Dark money has started flowing into Virginia’s statewide races, the Associated Press reports. An online campaign has attacked state Sen. Jill Holtzman Vogel, R-Fauquier, who is running for lieutenant governor. Ed Gillespie, a former Republican National Committee chairman running for governor, has also faced a social media campaign accusing him of supporting the removal of Confederate statues. Both campaigns are paid for by organizations that don’t have to reveal their donors. In Vogel’s case, the ads were placed by 406 Enterprises, a limited liability corporation. The anti-Gillespie campaign was sponsored by Conservative Response Team, a political nonprofit. Virginia has its primary on June 13. Its general election is Nov. 7.
U.S. Sen. Claire McCaskill is asking Missouri voters to ignore a dark money group running ads to support her, the St. Louis Post-Dispatch reports. VoteVets, a liberal dark money group focused on veterans’ issues and encouraging veterans to run for office, has been running a series of ads praising McCaskill for her work to make the Department of Veterans Affairs more accountable. The ads have been co-sponsored by Majority Forward, an organization dedicated to electing Democrats to statewide offices. McCaskill has criticized dark money groups and called for overturning Citizens United. The Democratic senator “thinks dark money groups should disclose their donors, regardless of party affiliation … She’s told Missourians to ignore ads that aren’t paid for by the candidates themselves,” a spokesman told the Post-Dispatch.

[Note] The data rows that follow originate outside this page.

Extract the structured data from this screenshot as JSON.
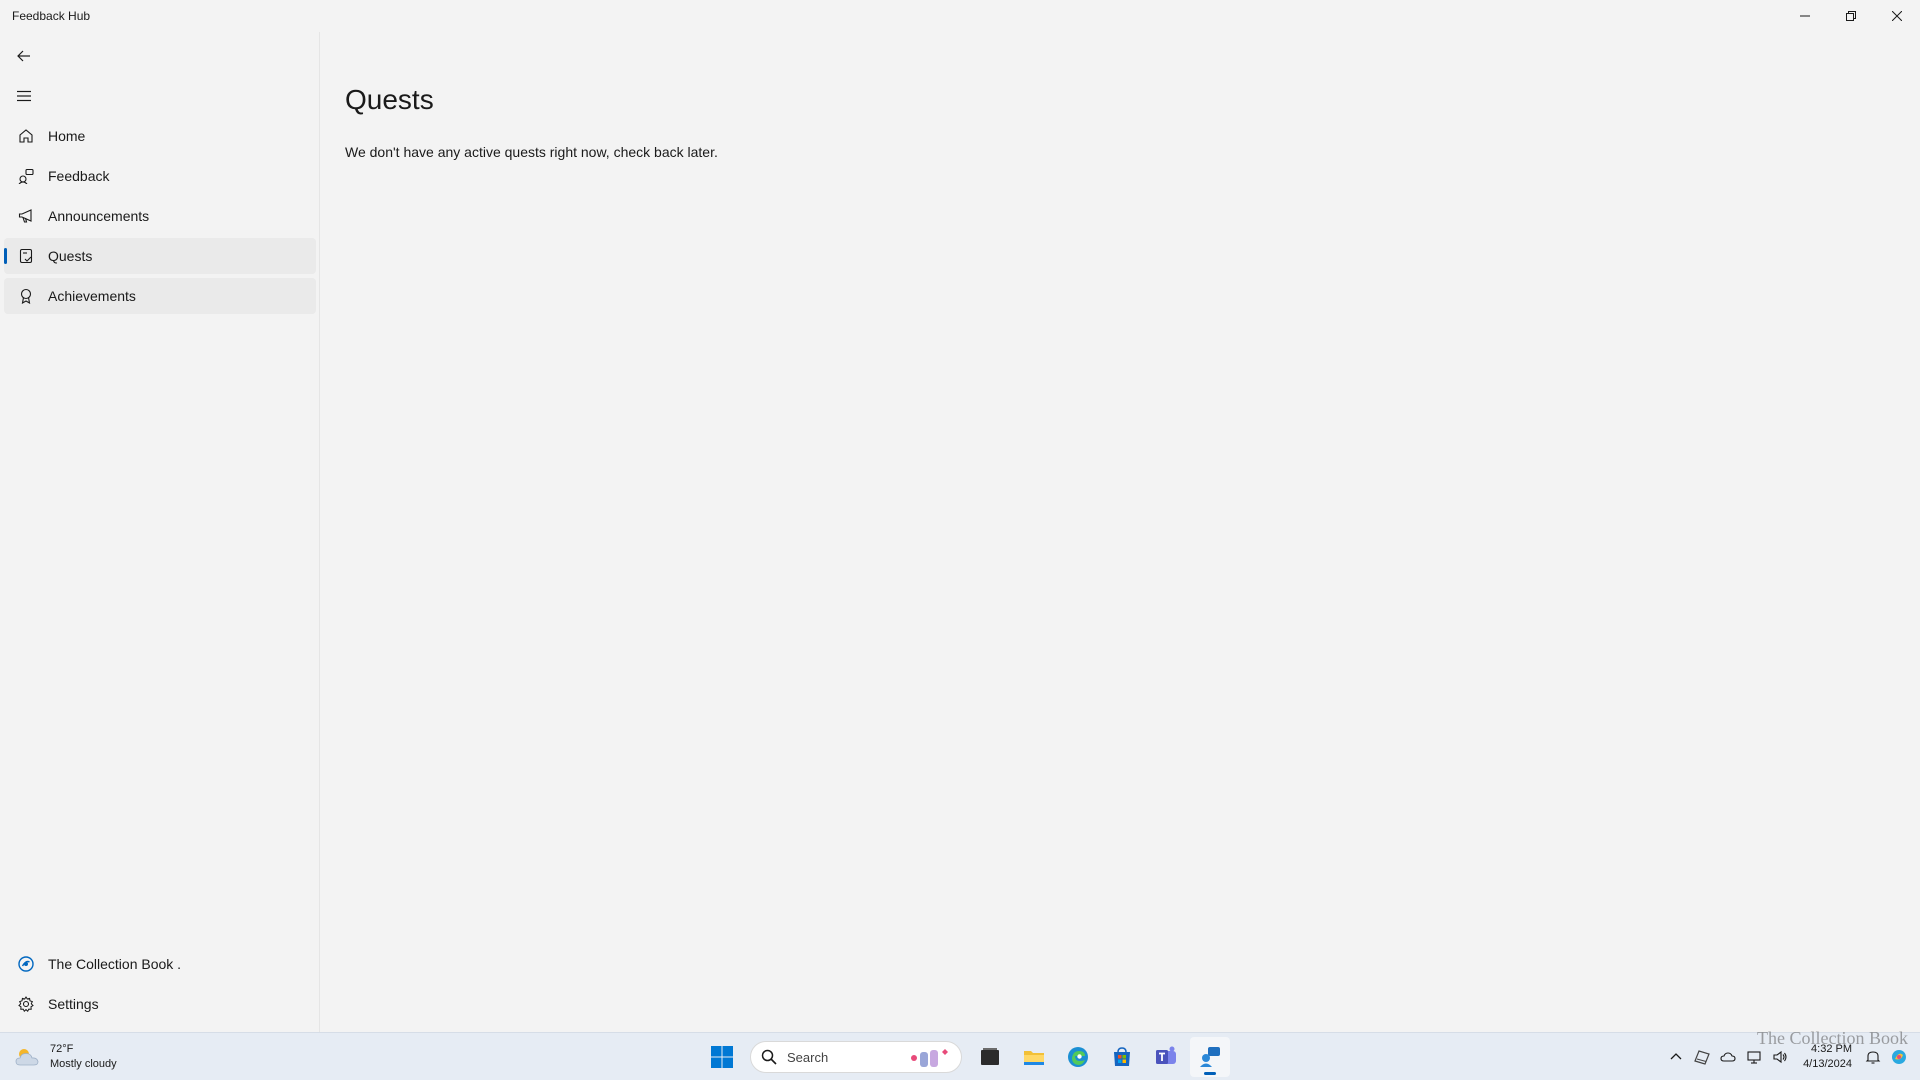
{
  "window": {
    "title": "Feedback Hub"
  },
  "sidebar": {
    "items": [
      {
        "label": "Home",
        "icon": "home-icon"
      },
      {
        "label": "Feedback",
        "icon": "feedback-icon"
      },
      {
        "label": "Announcements",
        "icon": "megaphone-icon"
      },
      {
        "label": "Quests",
        "icon": "quests-icon",
        "selected": true
      },
      {
        "label": "Achievements",
        "icon": "ribbon-icon"
      }
    ],
    "footer": [
      {
        "label": "The Collection Book .",
        "icon": "account-icon"
      },
      {
        "label": "Settings",
        "icon": "gear-icon"
      }
    ]
  },
  "main": {
    "title": "Quests",
    "empty_message": "We don't have any active quests right now, check back later."
  },
  "taskbar": {
    "weather": {
      "temp": "72°F",
      "condition": "Mostly cloudy"
    },
    "search": {
      "label": "Search"
    },
    "clock": {
      "time": "4:32 PM",
      "date": "4/13/2024"
    },
    "watermark": "The Collection Book"
  },
  "colors": {
    "accent": "#005fb8",
    "background": "#f3f3f3",
    "taskbar": "#e6ecf4"
  }
}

The Connecticut House has passed a measure meant to stop dark money from entering the state’s elections, the Connecticut Mirror reports. The bill would stop independent expenditure groups from accepting money from organizations whose major funders are anonymous. It would also prohibit independent expenditure groups from accepting more than $70,000 annually from a single donor.